Bill Richardson is a Medical Assessor at NDA Group. He initially qualified in medicine and trained as an anaesthetist, before moving to the Pharmaceutical Industry, working for 15 years in Medical Affairs, Clinical Development, and Pharmacovigilance. He joined the Medicines Control Agency (now MHRA) in 2002 and had responsibility for monitoring the safety of “black triangle” products; signal generation and assessment; pharmacovigilance assessment for CHM, PRAC and CHMP; assessment of licence variations; assessment of Periodic Safety Update Reports and Risk Management Plans; and assessment of advertising.
Professor Ian Douglas is an epidemiologist, currently funded by an MRC Methodology Fellowship. He initially studied physiology and completed a PhD in Manchester. Since then he has spent several years at the UK Medicines & Healthcare Products Regulatory Agency and in the pharmaceutcial industry investigating adverse effects of drugs – both in clinical trials and post-marketing. He completed the MSc in epidemiology at LSHTM in 2005. He is the course organiser for the LSHTM Certificate Course in Pharmacoepidemiology and Pharmacovigilance.
His research interests are primarily in pharmacoepidemiology, and in particular, how we can use large primary care databases to investigate the effects of drugs – both harmful and beneficial. He is exploring methodologies to minimise some of the biases inherent in the research of drug effects, and main current areas of interest are case-only approaches to study design and the use of propensity scores. He is also a member of the UK Medicines and Healthcare Products Regulatory Agency’s Pharmacovigilance Expert Advisory Group.
Shelley is currently using her regulatory experience to work with the pharmaceutical industry to ensure they implement the new pharmacovigilance legislation. Shelley is part of the NDA Group AB and previously was with the MHRA (UK Regulatory Authority) for 19 years. She has extensive knowledge of all European regulatory processes relating to monitoring the safety of licensed medicinal products and ancillary devices and has investigated possible risks and has taken appropriate actions to minimise risk to public health through both European and National Committees.
Dr Seema Jaitly qualified in Medicine from Charing Cross and Westminster Medical School in 1992 and worked in hospital medicine for four years. She has worked in the pharma industry for over 18 years at CROs and companies spanning clinical research, medical affairs, pharmacovigilance and the EU QPPV role. In 2010 she founded Essjay Solutions to offer pharmacovigilance services, consultancy and contracting services.

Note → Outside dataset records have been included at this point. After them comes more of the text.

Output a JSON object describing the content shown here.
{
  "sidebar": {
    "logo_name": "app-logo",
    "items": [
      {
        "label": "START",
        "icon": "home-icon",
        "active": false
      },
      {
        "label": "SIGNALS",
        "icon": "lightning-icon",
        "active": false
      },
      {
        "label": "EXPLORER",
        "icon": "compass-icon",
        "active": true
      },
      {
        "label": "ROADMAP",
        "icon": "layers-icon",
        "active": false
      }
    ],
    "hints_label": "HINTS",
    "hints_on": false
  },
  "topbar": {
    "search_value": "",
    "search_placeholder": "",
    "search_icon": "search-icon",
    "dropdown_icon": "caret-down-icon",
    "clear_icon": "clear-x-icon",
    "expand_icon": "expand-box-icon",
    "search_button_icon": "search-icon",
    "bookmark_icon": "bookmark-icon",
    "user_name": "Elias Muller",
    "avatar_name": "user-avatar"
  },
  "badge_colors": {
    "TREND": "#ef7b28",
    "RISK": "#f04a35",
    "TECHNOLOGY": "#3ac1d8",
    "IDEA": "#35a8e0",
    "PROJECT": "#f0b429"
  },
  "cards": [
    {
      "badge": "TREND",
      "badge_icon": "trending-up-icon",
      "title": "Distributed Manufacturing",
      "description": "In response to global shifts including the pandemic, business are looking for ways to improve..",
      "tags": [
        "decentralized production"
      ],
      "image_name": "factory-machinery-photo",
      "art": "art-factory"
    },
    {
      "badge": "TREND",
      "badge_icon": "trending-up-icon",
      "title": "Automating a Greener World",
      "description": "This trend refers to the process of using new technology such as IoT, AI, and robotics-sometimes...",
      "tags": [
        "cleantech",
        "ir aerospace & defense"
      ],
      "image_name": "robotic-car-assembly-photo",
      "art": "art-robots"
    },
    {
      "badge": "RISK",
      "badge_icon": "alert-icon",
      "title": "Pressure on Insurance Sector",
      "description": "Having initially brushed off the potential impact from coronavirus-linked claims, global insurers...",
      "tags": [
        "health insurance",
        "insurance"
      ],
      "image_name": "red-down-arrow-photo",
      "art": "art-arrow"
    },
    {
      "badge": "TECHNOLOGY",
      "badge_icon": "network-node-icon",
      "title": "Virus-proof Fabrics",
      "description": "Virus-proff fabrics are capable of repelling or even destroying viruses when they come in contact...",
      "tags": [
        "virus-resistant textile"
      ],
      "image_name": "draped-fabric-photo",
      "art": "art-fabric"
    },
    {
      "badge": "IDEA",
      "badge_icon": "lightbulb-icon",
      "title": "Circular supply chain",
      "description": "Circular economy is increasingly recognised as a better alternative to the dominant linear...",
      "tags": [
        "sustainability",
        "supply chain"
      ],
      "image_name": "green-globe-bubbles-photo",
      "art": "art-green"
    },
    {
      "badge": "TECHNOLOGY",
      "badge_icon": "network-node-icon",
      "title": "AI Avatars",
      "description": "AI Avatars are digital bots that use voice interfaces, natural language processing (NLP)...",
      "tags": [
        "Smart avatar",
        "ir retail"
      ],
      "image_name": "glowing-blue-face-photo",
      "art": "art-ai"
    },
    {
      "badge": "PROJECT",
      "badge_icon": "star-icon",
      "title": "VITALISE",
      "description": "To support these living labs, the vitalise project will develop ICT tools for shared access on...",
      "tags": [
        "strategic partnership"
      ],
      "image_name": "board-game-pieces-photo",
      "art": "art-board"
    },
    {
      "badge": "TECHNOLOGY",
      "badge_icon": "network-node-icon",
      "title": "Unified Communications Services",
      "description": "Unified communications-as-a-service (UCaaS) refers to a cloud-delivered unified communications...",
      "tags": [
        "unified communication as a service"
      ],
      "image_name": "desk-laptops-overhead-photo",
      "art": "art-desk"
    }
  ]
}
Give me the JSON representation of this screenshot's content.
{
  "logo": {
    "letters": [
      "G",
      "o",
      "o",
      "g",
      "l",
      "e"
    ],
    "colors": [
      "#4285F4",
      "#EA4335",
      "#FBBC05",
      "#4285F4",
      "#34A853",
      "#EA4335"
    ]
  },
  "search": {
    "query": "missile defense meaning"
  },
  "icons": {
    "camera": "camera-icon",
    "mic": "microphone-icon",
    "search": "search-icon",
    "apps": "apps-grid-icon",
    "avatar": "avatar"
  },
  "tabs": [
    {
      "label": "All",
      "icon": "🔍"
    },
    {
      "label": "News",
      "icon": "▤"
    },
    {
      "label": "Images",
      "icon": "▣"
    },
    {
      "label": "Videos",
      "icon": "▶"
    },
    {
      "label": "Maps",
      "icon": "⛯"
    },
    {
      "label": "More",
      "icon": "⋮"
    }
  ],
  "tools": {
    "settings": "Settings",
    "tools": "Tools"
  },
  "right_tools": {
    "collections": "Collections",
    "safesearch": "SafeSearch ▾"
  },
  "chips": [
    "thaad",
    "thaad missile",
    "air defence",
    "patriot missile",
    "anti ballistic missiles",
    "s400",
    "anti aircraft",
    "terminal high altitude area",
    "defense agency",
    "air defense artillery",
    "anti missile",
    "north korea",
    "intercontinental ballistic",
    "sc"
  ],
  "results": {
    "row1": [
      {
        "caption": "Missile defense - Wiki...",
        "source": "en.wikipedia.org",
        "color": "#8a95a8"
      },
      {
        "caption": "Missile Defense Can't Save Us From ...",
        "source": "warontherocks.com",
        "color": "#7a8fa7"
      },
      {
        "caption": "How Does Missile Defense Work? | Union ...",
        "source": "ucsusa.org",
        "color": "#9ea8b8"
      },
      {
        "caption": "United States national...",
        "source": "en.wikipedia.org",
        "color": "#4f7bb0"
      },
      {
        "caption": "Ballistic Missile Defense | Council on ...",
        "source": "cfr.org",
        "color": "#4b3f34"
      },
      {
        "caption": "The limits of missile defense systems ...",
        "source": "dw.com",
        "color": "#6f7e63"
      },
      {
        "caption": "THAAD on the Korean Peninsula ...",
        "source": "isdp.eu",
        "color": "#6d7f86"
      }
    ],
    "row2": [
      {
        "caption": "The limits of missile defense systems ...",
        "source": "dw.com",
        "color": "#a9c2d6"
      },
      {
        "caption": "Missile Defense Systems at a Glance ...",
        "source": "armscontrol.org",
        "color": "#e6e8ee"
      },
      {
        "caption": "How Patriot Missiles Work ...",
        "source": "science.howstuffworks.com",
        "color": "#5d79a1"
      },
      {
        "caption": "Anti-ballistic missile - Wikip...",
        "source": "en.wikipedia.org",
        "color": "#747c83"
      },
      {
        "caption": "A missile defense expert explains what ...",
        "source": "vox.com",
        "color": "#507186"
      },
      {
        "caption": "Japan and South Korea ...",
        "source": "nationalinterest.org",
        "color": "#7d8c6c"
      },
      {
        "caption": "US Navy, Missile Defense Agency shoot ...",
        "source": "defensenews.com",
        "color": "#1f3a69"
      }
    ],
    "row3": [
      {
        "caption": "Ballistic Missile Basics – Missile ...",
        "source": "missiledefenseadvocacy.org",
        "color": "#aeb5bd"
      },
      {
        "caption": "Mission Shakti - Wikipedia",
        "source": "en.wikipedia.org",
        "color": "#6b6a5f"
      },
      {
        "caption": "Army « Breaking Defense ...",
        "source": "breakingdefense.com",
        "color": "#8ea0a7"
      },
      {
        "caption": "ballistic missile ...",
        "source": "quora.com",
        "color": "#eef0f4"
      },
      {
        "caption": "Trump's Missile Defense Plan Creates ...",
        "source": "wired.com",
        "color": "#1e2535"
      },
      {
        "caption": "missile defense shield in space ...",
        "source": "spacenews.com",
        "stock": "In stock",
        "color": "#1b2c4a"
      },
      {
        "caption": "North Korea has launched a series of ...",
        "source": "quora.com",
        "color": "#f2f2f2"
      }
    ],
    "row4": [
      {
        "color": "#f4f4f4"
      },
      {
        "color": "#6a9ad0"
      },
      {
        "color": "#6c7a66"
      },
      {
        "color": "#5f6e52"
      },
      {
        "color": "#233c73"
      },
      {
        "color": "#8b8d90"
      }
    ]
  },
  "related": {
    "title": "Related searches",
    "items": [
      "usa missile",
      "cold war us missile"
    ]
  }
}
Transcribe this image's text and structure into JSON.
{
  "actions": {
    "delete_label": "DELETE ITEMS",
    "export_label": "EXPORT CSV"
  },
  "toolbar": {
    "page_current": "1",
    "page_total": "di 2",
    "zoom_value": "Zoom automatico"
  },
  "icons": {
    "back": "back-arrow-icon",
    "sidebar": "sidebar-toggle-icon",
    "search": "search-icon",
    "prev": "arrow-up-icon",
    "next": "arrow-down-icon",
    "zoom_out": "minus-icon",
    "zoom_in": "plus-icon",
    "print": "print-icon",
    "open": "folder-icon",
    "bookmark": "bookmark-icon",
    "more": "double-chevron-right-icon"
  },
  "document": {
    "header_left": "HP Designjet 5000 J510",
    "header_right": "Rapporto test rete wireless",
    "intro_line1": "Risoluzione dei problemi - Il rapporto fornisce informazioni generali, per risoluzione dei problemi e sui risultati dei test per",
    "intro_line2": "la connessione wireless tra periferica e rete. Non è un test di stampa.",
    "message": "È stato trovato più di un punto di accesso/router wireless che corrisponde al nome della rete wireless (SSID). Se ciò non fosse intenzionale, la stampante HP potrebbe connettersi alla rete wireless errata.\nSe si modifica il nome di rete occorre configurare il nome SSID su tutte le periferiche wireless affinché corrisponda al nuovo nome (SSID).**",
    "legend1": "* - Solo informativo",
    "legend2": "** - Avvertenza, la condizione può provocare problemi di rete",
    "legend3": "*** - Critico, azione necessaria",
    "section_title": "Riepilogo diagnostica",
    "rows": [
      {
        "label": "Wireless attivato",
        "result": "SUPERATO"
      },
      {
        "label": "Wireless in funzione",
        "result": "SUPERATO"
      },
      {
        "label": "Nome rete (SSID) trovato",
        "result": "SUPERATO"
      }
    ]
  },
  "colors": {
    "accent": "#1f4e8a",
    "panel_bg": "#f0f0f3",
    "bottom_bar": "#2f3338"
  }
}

She is currently studying for an MSc in epidemiology with the London School of Hygiene and Tropical Medicine.